WORK ITEM: Read through the lines below and copy the ones holding the string "close".
(DATA begins)
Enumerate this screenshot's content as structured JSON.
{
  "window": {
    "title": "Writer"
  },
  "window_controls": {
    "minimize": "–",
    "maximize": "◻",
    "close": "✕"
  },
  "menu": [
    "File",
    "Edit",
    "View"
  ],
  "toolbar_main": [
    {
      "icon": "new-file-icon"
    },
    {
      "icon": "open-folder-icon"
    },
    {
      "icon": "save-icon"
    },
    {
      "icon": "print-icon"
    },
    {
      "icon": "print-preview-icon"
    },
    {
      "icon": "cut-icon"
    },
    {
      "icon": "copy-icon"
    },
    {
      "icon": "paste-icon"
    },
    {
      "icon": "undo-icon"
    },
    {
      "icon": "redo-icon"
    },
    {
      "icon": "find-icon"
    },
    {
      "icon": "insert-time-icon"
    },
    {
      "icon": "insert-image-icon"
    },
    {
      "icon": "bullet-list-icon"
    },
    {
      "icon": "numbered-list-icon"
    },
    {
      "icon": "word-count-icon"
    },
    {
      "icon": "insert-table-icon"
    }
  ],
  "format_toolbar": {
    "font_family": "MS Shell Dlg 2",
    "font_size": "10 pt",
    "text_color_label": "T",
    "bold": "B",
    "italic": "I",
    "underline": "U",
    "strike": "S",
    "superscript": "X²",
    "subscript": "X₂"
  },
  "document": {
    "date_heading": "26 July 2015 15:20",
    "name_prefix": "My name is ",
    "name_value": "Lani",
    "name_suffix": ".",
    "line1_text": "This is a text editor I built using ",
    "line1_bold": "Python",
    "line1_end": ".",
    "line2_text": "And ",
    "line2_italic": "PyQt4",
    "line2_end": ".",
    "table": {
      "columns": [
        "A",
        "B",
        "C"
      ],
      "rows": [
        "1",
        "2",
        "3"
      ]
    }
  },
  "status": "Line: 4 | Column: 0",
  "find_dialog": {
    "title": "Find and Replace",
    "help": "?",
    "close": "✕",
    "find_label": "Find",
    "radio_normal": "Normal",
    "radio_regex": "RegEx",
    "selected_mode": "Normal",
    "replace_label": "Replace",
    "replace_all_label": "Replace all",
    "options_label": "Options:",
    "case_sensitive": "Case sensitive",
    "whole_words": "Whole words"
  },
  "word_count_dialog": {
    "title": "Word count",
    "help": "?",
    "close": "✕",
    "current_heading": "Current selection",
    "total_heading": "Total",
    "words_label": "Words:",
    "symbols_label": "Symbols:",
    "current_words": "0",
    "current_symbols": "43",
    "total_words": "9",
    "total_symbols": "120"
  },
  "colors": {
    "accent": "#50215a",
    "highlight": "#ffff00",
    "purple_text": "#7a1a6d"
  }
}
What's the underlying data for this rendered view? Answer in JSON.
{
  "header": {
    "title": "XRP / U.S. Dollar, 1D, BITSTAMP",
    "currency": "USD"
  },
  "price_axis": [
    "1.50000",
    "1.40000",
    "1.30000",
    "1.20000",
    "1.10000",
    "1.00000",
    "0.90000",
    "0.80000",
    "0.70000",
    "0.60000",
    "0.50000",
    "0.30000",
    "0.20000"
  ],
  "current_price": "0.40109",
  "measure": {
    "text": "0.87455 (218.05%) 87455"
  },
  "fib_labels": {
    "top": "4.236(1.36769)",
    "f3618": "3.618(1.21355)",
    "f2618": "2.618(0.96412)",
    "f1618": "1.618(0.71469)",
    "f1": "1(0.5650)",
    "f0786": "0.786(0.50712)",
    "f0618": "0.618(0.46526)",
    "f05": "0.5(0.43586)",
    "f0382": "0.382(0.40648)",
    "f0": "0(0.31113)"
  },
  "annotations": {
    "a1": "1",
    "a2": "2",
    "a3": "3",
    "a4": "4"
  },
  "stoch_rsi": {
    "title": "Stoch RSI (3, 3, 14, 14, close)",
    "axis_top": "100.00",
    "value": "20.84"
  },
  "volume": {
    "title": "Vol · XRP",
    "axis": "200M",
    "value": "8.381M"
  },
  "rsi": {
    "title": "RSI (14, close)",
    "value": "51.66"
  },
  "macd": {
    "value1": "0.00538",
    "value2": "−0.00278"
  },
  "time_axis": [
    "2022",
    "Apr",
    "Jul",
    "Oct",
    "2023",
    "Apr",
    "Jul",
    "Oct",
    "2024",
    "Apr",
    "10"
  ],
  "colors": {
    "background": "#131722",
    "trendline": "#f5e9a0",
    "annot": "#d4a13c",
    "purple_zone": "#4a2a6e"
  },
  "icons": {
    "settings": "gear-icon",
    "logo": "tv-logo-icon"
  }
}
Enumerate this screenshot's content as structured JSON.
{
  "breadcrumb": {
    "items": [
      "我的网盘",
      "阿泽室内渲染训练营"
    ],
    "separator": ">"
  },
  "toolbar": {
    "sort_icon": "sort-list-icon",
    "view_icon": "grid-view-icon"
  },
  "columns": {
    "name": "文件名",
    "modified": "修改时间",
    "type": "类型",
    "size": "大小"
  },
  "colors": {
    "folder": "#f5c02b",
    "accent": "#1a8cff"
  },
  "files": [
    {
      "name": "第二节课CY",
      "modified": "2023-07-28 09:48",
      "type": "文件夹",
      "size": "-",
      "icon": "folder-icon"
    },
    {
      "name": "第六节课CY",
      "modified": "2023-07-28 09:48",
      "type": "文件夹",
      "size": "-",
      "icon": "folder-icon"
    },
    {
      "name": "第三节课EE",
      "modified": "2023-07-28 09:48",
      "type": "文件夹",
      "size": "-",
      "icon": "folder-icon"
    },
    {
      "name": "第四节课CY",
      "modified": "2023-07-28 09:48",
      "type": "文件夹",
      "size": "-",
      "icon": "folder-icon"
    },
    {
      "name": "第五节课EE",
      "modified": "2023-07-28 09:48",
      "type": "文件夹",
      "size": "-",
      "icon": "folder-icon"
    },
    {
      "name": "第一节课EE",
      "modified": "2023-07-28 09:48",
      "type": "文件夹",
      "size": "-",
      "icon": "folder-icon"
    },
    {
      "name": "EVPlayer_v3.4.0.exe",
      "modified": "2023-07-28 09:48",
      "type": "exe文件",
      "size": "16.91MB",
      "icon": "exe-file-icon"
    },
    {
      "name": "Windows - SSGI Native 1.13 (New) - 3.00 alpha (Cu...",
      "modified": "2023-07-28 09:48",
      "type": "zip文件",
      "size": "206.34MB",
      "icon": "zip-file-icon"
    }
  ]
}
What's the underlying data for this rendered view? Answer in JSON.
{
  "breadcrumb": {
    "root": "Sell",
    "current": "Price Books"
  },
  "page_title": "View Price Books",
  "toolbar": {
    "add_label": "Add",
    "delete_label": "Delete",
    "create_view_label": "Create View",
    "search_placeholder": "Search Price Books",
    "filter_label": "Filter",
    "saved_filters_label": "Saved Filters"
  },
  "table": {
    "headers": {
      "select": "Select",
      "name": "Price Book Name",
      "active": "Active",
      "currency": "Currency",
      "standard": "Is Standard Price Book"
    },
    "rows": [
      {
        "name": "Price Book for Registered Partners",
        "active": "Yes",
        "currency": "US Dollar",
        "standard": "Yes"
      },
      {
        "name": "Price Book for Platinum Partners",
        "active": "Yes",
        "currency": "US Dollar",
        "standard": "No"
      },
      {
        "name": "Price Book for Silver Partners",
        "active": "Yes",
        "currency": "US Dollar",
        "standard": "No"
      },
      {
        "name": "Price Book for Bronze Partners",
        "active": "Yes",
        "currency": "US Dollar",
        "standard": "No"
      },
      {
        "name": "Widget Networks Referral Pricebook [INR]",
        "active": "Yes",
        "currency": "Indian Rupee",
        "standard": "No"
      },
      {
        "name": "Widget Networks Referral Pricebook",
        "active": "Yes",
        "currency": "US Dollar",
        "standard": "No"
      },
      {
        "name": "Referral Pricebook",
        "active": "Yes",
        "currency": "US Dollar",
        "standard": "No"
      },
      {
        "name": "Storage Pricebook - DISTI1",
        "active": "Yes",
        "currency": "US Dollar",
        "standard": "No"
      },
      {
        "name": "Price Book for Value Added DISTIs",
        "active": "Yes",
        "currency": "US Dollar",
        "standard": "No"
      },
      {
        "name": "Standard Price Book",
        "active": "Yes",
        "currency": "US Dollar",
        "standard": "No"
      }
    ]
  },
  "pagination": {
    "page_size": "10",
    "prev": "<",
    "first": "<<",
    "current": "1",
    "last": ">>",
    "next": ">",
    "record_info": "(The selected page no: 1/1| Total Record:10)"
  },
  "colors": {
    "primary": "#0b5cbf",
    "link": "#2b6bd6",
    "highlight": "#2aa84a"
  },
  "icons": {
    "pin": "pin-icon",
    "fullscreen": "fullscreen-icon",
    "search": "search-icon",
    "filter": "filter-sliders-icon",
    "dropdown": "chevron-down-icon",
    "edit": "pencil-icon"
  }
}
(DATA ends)
REPLY:
    "close": "✕"
    "close": "✕",
    "close": "✕",
    "title": "Stoch RSI (3, 3, 14, 14, close)",
    "title": "RSI (14, close)",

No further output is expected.